And speaking of CDs, we’d be remiss if we didn’t mention the audio auteurs at Big Finish, who are celebrating twenty years of producing Doctor Who dramas – and innumerable spin-offs – this year. The main event is undoubtedly The Legacy Of Time, a big old crossover event that pairs up classic and revival era characters, like sending UNIT head Kate Stewart back in time to tangle with the Third Doctor. That’s alongside a monthly assortment of special releases that range from the First Doctor (portrayed by David Bradley) to a series focused on Missy and even a boxset starring Rose and the Tylers later in the year – not to mention the regular monthly adventures of the Fifth, Sixth and Seventh Doctors. Whew.
What, then, of the series that started it all? What kind of shape might Doctor Who finally take when it returns to our screens? Well, if the past few months have proven anything, it’s that Chris Chibnall has a very definite plan for his version of Doctor Who – its messages, the types of stories it wants to tell and who it wants to speak to. A recent Radio Times interview reaffirmed his commitment to stories that tackle social issues; whether there’s a five-year plan in play or not, it’s clear that he’s intent on sticking to his guns. He has slyly alluded to the return of more classic monsters, however, so we might well get to see Graham shooting Cybermen in the foot or Yaz drop-kicking a Graske into a bin.
2018 was a year where politics insinuated itself into every aspect of people’s lives, whether they wanted it to or not. Everything threatened to become partisan: us or them, Remain or Leave, Republican or Democrat, with news of collusion and conspiracies around the world making people question the real agenda of everything from adverts and social media posts to the choice of guests on comedy panel shows. Suddenly, everyone was being told to take sides.
For Doctor Who to pick that year, of all years, to step out from behind the allegories of science-fiction and tackle political and social issues head-on, rather than through the lens of some fictional bug-eyed monsters, was a brave choice that helped the stories resonate strongly with many people. It also had consequences – it was no longer a chance to escape, even if just for an hour, from the real-world problems that have assailed and exhausted us all year.
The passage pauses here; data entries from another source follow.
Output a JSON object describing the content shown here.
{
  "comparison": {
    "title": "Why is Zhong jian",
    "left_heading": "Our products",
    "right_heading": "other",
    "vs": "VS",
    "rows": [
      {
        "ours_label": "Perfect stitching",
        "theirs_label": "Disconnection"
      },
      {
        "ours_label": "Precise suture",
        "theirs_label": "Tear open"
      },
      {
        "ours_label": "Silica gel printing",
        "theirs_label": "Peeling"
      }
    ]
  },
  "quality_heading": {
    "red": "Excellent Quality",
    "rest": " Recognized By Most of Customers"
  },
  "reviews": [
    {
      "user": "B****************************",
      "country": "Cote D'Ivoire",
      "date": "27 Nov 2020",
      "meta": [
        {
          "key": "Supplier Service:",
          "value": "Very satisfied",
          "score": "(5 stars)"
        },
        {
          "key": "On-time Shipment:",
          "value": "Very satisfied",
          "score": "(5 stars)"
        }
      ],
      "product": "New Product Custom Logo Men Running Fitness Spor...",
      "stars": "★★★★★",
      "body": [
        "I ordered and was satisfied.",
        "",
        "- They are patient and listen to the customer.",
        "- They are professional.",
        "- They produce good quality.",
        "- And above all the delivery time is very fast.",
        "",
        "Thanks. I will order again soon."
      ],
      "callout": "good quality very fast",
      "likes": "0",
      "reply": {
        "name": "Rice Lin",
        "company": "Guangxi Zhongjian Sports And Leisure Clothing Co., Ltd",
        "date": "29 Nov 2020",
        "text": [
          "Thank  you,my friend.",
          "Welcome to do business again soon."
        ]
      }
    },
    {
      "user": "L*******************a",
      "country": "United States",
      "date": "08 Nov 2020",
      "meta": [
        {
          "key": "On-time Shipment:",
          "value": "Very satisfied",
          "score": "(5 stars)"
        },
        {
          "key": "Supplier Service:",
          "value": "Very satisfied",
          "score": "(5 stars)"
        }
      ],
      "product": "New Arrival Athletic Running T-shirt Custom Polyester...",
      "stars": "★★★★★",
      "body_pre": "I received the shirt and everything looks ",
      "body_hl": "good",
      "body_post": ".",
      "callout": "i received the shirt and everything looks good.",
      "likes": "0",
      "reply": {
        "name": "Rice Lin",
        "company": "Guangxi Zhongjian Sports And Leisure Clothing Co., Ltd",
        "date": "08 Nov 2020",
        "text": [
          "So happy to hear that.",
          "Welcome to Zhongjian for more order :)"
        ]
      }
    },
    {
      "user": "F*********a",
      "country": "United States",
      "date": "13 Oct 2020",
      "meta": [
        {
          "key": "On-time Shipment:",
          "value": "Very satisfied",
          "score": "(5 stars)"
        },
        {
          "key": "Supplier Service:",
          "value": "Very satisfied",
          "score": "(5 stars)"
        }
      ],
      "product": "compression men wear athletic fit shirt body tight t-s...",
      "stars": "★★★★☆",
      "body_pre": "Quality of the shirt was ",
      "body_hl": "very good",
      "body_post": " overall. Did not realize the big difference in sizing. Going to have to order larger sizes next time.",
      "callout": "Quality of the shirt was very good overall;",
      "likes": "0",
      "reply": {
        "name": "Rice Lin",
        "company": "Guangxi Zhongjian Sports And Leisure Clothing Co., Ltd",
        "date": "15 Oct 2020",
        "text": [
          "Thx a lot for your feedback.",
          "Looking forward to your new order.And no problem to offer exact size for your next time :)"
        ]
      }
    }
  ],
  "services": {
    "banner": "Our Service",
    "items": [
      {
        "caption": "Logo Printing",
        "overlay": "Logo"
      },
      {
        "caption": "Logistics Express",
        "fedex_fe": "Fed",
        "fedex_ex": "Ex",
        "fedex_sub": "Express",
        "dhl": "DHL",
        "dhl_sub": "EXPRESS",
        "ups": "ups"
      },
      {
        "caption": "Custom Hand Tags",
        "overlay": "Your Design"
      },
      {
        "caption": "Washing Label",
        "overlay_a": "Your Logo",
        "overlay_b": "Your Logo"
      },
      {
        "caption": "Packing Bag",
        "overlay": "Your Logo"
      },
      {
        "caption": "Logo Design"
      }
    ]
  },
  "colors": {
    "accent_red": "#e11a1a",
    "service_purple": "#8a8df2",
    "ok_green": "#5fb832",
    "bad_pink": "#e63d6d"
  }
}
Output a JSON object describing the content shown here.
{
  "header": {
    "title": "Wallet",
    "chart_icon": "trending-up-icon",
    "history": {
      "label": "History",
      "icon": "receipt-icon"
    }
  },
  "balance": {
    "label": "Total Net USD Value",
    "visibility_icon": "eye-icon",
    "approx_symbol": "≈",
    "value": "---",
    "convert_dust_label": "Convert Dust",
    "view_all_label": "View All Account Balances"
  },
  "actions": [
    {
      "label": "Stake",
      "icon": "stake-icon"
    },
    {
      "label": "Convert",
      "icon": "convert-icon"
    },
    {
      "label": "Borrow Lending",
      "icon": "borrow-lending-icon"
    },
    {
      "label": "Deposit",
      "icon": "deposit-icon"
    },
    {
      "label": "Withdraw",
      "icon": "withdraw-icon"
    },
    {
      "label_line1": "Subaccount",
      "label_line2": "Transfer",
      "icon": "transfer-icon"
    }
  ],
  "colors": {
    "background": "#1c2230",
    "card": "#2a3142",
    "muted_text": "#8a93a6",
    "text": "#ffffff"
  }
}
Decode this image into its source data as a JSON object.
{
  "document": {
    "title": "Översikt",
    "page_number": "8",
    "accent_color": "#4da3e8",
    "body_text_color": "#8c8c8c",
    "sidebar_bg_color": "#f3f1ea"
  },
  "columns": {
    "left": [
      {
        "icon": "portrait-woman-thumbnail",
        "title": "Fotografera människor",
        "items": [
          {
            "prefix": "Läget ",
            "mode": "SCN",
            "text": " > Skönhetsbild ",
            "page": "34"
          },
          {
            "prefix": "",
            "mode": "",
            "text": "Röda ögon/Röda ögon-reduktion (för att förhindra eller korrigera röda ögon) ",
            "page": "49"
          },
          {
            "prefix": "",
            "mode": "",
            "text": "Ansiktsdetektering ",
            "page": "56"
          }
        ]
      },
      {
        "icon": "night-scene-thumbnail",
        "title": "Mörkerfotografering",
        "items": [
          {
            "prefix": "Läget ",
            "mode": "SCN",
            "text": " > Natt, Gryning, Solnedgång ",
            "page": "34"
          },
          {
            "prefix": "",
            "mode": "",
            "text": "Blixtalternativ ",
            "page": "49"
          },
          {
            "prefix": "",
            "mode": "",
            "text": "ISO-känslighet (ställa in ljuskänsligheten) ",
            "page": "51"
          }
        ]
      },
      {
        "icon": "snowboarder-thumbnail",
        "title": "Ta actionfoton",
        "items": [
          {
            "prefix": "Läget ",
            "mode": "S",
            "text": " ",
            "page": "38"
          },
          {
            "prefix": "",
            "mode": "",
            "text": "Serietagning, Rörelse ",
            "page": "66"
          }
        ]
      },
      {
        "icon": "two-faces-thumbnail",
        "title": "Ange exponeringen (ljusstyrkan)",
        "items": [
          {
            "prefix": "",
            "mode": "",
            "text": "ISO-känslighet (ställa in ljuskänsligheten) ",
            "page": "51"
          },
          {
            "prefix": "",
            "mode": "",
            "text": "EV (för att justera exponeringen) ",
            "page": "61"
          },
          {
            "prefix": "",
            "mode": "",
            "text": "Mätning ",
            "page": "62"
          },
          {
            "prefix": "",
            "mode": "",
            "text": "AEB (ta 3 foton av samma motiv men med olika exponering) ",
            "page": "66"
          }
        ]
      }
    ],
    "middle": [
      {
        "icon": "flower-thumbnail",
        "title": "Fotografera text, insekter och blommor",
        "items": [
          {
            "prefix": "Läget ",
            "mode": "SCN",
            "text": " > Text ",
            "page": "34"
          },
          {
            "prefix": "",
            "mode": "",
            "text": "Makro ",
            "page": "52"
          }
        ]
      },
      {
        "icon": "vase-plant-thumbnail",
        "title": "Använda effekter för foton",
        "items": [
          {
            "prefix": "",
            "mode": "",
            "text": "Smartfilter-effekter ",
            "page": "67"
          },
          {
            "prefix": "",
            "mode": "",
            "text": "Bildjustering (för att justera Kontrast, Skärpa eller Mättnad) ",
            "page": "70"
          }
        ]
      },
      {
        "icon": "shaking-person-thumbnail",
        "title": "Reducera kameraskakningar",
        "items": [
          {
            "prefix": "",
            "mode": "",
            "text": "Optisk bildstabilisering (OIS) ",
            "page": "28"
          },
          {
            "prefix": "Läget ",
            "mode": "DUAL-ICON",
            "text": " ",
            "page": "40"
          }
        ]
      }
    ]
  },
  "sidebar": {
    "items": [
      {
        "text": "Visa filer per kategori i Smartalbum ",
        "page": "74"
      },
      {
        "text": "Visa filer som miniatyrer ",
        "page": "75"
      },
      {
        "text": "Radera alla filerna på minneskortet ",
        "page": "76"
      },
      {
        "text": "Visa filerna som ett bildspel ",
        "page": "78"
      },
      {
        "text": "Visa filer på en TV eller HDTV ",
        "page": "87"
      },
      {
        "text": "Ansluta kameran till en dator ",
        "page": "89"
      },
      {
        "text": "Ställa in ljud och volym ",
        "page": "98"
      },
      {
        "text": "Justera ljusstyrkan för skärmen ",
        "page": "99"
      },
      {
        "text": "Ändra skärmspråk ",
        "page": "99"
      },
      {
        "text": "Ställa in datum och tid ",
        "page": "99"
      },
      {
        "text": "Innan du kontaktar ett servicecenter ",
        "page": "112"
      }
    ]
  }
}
To say for sure whether it was the best choice for the show will require the benefit of hindsight.
If a week is a long time politics, then 2020 is a distant alien landscape indeed, and we don’t have a TARDIS to take us there. The world will be a different place by the time the Doctor returns, and we’ll all have changed too. Series 12 of Doctor Whowill certainly have lots to say about what it means to be human – it always has done, even if it’s never before worn its twin hearts so regularly on its sleeve.
The freshness of this first run – the changes in style and tone, a female Doctor, a cramped and very alien TARDIS control room – will have faded away by then. Without the novelty of being different, each script will have to double-down if it wants to hold the attentions of its audience, not to mention win back those who remain unconvinced. Hopefully, next year’s stories will be a bit more adventurous in their scope, told with a little more deftness and wit, but remain just as gorgeous to watch and listen to. With luck, they’ll continue to inspire and enthral a whole new group of kids and adults alike.
Mind, if Chibnall doesn’t bring back the Zarbi, I’m definitely going on strike. Harrumph.